5 easy steps to taking better photographs
Having shared a series of posts about editing with apps, I thought it might be handy to wind back to the beginning and talk a little about photography basics. I want to keep this really simple as unless you’re looking at turning photography into a career, we don’t need to over complicate matters here.
Fundamental in every way when taking a photograph. Think about the type of light and the direction from which it enters your frame. Harsh light can be difficult to work with and either early morning or last light is definitely my preference for photography. Or cloudy days, they are pretty good too! Whether using artificial or natural light, I would say making sure your subject is well lit is essential, if the light is too bright or harsh you risk over exposure and high contrast shadows. If the light is too low then grain is a problem. Think of the mood you would like to create. Window light indoors is my favourite of all and positioning a subject closer to or further from the light source will alter the feel of a photo more than you might imagine. Lighting is such a massive topic that I won’t write an essay here, instead I will point you in the direction of this article if you would like to read more, full of great tips and written for iPhoneography though the same theories apply to all photography.
It possibly goes without saying that focus is reeeeally important. But I’ll say it anyway. Focus is really important. Because frankly most people are not likely to engage with out of focus photography, I know that I – for one – want to see what I’m looking at in focus and (preferably) grain free. Intentional blur can be a beautiful thing, background blur I adore but make sure your main subject at least is in focus.
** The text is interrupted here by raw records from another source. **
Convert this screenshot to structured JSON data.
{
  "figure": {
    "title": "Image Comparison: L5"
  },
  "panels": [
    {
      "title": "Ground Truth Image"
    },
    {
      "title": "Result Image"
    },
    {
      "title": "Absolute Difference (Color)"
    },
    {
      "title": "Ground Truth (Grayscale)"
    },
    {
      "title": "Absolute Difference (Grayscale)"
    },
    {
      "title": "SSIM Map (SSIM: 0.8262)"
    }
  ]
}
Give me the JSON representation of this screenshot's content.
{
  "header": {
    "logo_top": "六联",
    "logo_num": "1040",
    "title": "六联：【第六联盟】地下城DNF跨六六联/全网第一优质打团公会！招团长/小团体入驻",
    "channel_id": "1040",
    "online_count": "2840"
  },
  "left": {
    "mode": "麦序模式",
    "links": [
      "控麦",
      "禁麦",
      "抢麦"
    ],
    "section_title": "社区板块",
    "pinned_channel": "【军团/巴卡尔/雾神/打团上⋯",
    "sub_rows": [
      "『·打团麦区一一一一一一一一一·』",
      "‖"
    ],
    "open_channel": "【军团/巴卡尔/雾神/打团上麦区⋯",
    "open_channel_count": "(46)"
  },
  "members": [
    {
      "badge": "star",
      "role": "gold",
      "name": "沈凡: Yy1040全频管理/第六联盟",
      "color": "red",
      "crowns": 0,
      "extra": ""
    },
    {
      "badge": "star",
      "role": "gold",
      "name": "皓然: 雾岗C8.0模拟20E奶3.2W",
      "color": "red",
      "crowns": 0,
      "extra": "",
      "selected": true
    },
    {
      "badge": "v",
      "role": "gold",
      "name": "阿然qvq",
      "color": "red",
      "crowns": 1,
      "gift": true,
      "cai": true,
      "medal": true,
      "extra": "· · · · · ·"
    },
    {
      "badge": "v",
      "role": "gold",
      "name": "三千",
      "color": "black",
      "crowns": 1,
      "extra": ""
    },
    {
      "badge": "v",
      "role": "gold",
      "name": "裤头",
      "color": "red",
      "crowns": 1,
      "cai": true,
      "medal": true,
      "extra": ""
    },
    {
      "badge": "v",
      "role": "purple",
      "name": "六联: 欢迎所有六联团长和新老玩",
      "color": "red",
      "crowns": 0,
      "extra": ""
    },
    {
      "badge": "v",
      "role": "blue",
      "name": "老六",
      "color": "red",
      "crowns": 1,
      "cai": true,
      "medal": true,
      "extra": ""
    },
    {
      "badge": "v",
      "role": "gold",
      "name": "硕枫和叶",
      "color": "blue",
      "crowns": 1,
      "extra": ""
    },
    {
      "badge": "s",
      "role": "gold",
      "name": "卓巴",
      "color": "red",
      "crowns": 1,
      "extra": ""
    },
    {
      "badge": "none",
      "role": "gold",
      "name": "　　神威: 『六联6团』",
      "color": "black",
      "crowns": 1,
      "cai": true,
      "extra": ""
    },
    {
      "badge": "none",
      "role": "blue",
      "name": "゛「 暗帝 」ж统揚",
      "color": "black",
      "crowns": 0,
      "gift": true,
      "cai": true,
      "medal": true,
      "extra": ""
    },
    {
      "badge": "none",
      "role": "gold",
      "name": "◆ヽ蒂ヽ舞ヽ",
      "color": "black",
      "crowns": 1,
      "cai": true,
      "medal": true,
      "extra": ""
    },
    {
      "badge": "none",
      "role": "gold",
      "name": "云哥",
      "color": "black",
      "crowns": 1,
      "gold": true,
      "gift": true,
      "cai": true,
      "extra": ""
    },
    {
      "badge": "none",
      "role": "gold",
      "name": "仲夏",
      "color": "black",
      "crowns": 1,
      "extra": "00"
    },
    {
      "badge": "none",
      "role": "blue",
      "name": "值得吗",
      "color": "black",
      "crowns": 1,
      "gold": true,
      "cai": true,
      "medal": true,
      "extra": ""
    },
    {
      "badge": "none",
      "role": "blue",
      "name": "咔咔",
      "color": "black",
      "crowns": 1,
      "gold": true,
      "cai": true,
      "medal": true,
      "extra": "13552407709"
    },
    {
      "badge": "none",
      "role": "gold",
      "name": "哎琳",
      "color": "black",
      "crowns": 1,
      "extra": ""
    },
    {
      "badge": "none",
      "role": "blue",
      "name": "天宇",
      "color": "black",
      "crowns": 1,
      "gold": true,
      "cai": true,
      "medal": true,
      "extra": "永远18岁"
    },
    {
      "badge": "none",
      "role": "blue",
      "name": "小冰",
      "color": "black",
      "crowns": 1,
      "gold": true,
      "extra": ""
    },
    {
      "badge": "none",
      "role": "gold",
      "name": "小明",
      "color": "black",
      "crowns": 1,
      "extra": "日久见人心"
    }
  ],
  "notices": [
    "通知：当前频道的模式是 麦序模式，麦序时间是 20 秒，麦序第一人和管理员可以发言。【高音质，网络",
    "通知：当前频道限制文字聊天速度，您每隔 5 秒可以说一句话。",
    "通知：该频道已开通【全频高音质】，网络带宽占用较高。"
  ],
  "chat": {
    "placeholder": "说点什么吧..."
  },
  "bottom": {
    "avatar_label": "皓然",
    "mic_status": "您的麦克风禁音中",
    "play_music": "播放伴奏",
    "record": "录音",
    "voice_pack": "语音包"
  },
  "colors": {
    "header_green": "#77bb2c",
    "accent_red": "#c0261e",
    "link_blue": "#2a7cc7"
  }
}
Framing is also a fundamental element of great photography. Get it right and your photos will feel better pretty much instantly. Think about where you place your point of focus, consider the rule of thirds. If you are not familiar with this then turn on the grid on your camera screen, using the grid which divides the screen into thirds each way (ie nine squares) frame your photo so the point or points of interest either run along these lines or are placed at the intersections of the lines. Supposedly more pleasing to the eye… That said this is one rule that has exceptions and a frame that is cut exactly in half by your subject can be brilliant. Sometimes thinking outside the lines can lead to moments of beauty too, think of the grid as more of a guideline than a rule to be strictly followed.
This goes hand in hand with framing. Think about what you want your photo to say. Is there a single thing you would like the focus to be on or is the whole frame important? Having depth in your photo is much more interesting, though plain backgrounds have their place if you really want the focus to be on your subject. Think about what is around your subject, in front, behind and to the sides. Don’t be afraid to move around to find the perfect framing, sometimes the first shot you take will be the best but sometimes it takes a few attempts and different positions to find the right photo.
A photo with straight lines and / or leading lines is so much more eye-catching than a wonky horizon or skewed angle. That’s just a fact. Taking a moment to line up your lines is SO worth it, a little wonkiness can be corrected later in editing if needs be but you want to have the essence of a decent photo to start with. Leading lines are those that draw your eye into the frame, as in the porches below, your eye is drawn to the back of the photo. The straight lines are the horizontal and vertical ones, try and square them up in the frame before taking a photo.
I think there can be a tendency to over-complicate matters when it comes to photography and whilst there is a place for complicated technical information as I mentioned above, it mostly becomes relevant if you want to further your photography skills beyond sharing on Instagram. It also isn’t so important which camera you use, the photos above were taken with 4 different cameras including 2 with my iPhone…